This cool thang however is more relevant to the buchla easel clone format zone im into and its even normalled to some of the 208 cvs…they have a standard 4U module too…im gonna get one as soon as I can spare some cash

I’m in the process of trying to sync Ableton, Eurorack, and an Elektron Digitone. The sync and latency problems are really bad at the moment. To solve this I’m trading in my ES-8 for a thunderbolt audio interface (8Pre Clarett) and I bought a Bastl Instruments Klik. (I was trying to avoid getting the ERM Multiclock because of the price.) So, my idea was to use the Klik to clock my modular, then sync my Digitone with a CV to MIDI converter. Then I stumbled upon this page and saw that the QuNexus works as a converter. That’s when I realized that my Arturia Keystep Pro has a CV Sync input. Can I plausibly do the following?

  • Audio clock out from Ableton into the Klik
  • Klik into my Eurorack system (Pamela’s New Workout.)
  • Clock out from Eurorack into the Keystep Pro
  • Keystep Pro MIDI out into the DIgitone

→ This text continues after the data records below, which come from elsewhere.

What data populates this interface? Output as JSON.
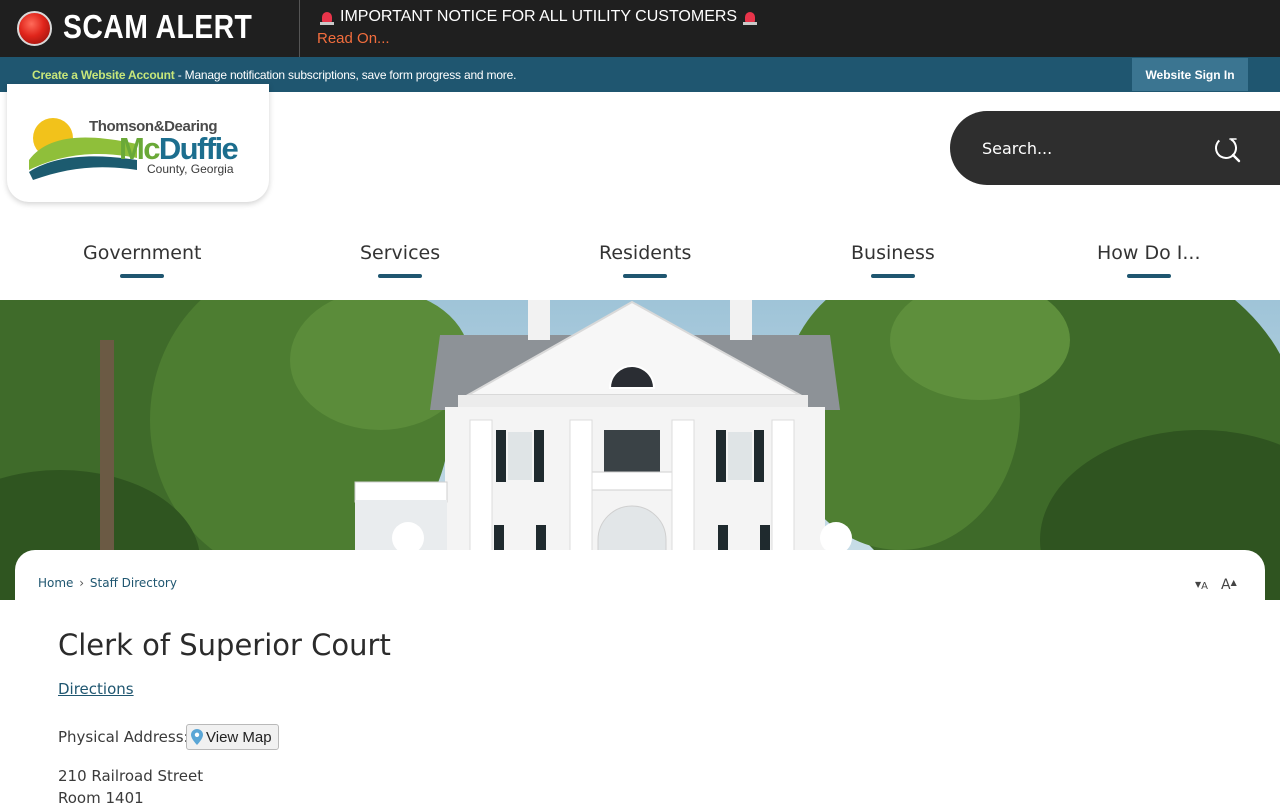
{
  "alert": {
    "title": "SCAM ALERT",
    "message": "IMPORTANT NOTICE FOR ALL UTILITY CUSTOMERS",
    "link": "Read On...",
    "icon": "siren-icon"
  },
  "account": {
    "create_link": "Create a Website Account",
    "description": " - Manage notification subscriptions, save form progress and more.",
    "sign_in": "Website Sign In"
  },
  "logo": {
    "line1": "Thomson&Dearing",
    "line2_mc": "Mc",
    "line2_rest": "Duffie",
    "line3": "County, Georgia"
  },
  "search": {
    "placeholder": "Search..."
  },
  "nav": {
    "items": [
      {
        "label": "Government"
      },
      {
        "label": "Services"
      },
      {
        "label": "Residents"
      },
      {
        "label": "Business"
      },
      {
        "label": "How Do I..."
      }
    ]
  },
  "breadcrumb": {
    "home": "Home",
    "separator": "›",
    "current": "Staff Directory"
  },
  "font_controls": {
    "decrease": "A",
    "increase": "A"
  },
  "page": {
    "title": "Clerk of Superior Court",
    "directions": "Directions",
    "address_label": "Physical Address:",
    "view_map": "View Map",
    "address_lines": [
      "210 Railroad Street",
      "Room 1401"
    ]
  },
  "colors": {
    "alert_bg": "#1f1f1f",
    "accent_teal": "#1f5670",
    "link_green": "#c7e67a",
    "alert_link": "#f26d3d"
  }
}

Is this a potential MIDI sync nightmare or something that can work? I’m assuming Ableton and the Digitone’s MIDI settings will have to be perfect but as of now I’m not sure what to watch out for.